Display is optimized for multiples of 16 character (or 80 character) width

6. Originally posted by Salem
> I haven't seen evidence of this. I would like to see their proof
It was only literally true in some very old implementations.
Standard library rand() generators are typically linear congruential generators (LCG) (like in Visual C++ 6), but they avoid this FAQ issue by returning the high order bits.
So we should stop propogating the fallacy....

> Statistics are soooo useful.
Indeed, as is cryptography.
The standard library rand() is useless for serious use in both fields.
This shows how badly a standard LCG-based rand() performs statistically.
... and only mention this fact when the process requires absolute randomization.
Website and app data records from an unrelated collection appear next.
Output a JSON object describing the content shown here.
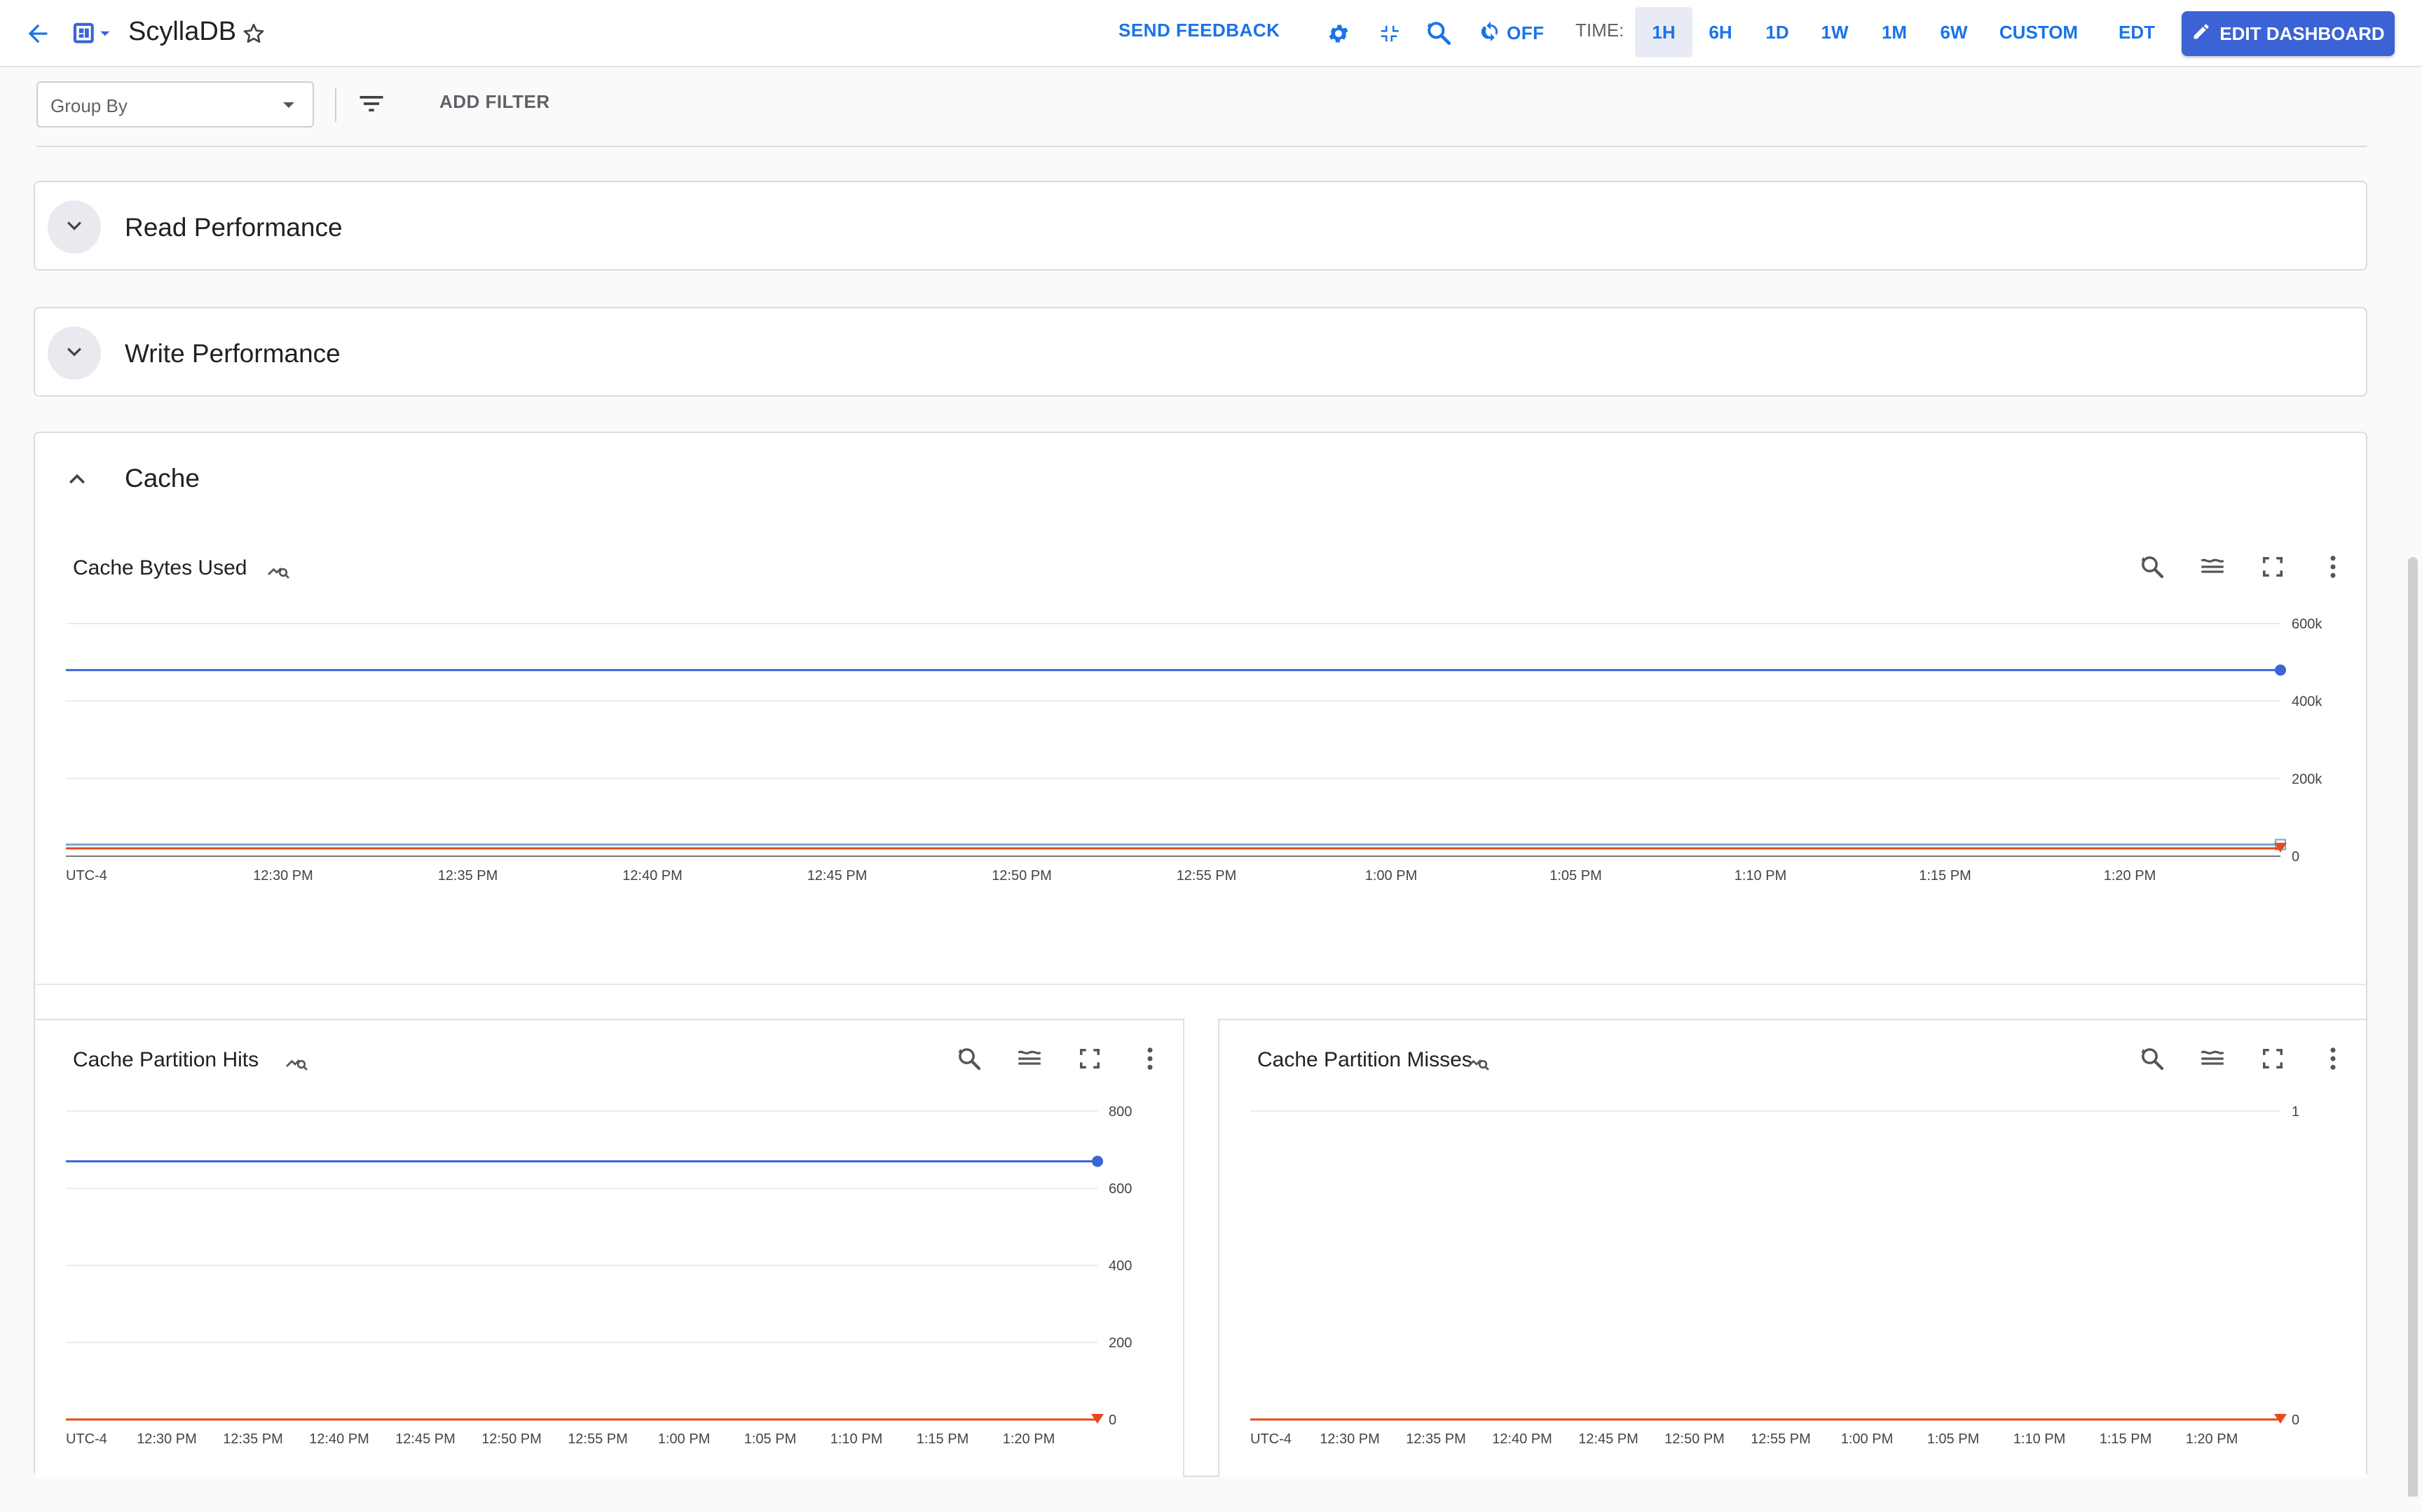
{
  "topbar": {
    "title": "ScyllaDB",
    "send_feedback": "SEND FEEDBACK",
    "refresh_label": "OFF",
    "time_label": "TIME:",
    "time_options": [
      "1H",
      "6H",
      "1D",
      "1W",
      "1M",
      "6W",
      "CUSTOM"
    ],
    "selected_time": "1H",
    "timezone": "EDT",
    "edit_button": "EDIT DASHBOARD",
    "accent_color": "#1a73e8",
    "edit_button_color": "#3b63d6"
  },
  "filters": {
    "group_by_placeholder": "Group By",
    "add_filter": "ADD FILTER"
  },
  "sections": [
    {
      "title": "Read Performance",
      "expanded": false
    },
    {
      "title": "Write Performance",
      "expanded": false
    },
    {
      "title": "Cache",
      "expanded": true
    }
  ],
  "icons": [
    "back-arrow-icon",
    "dashboard-icon",
    "star-icon",
    "settings-icon",
    "collapse-icon",
    "zoom-reset-icon",
    "refresh-icon",
    "edit-icon",
    "filter-icon",
    "chevron-down-icon",
    "chevron-up-icon",
    "query-inspect-icon",
    "legend-icon",
    "fullscreen-icon",
    "more-vert-icon"
  ],
  "chart_data": [
    {
      "type": "line",
      "title": "Cache Bytes Used",
      "timezone_label": "UTC-4",
      "x_ticks": [
        "12:30 PM",
        "12:35 PM",
        "12:40 PM",
        "12:45 PM",
        "12:50 PM",
        "12:55 PM",
        "1:00 PM",
        "1:05 PM",
        "1:10 PM",
        "1:15 PM",
        "1:20 PM"
      ],
      "y_ticks": [
        "600k",
        "400k",
        "200k",
        "0"
      ],
      "ylim": [
        0,
        600000
      ],
      "series": [
        {
          "values": [
            480000,
            480000
          ],
          "color": "#3c66d8"
        },
        {
          "values": [
            30000,
            30000
          ],
          "color": "#6fa8dc"
        },
        {
          "values": [
            20000,
            20000
          ],
          "color": "#e64a19"
        }
      ]
    },
    {
      "type": "line",
      "title": "Cache Partition Hits",
      "timezone_label": "UTC-4",
      "x_ticks": [
        "12:30 PM",
        "12:35 PM",
        "12:40 PM",
        "12:45 PM",
        "12:50 PM",
        "12:55 PM",
        "1:00 PM",
        "1:05 PM",
        "1:10 PM",
        "1:15 PM",
        "1:20 PM"
      ],
      "y_ticks": [
        "800",
        "600",
        "400",
        "200",
        "0"
      ],
      "ylim": [
        0,
        800
      ],
      "series": [
        {
          "values": [
            670,
            670
          ],
          "color": "#3c66d8"
        },
        {
          "values": [
            0,
            0
          ],
          "color": "#e64a19"
        }
      ]
    },
    {
      "type": "line",
      "title": "Cache Partition Misses",
      "timezone_label": "UTC-4",
      "x_ticks": [
        "12:30 PM",
        "12:35 PM",
        "12:40 PM",
        "12:45 PM",
        "12:50 PM",
        "12:55 PM",
        "1:00 PM",
        "1:05 PM",
        "1:10 PM",
        "1:15 PM",
        "1:20 PM"
      ],
      "y_ticks": [
        "1",
        "0"
      ],
      "ylim": [
        0,
        1
      ],
      "series": [
        {
          "values": [
            0,
            0
          ],
          "color": "#e64a19"
        }
      ]
    }
  ]
}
Normal programming should have no problem with the standard randomization.

7. If you understand why rand() is insufficiently random, then you are probably using a random number generator that suits your needs... for everything else there is rand().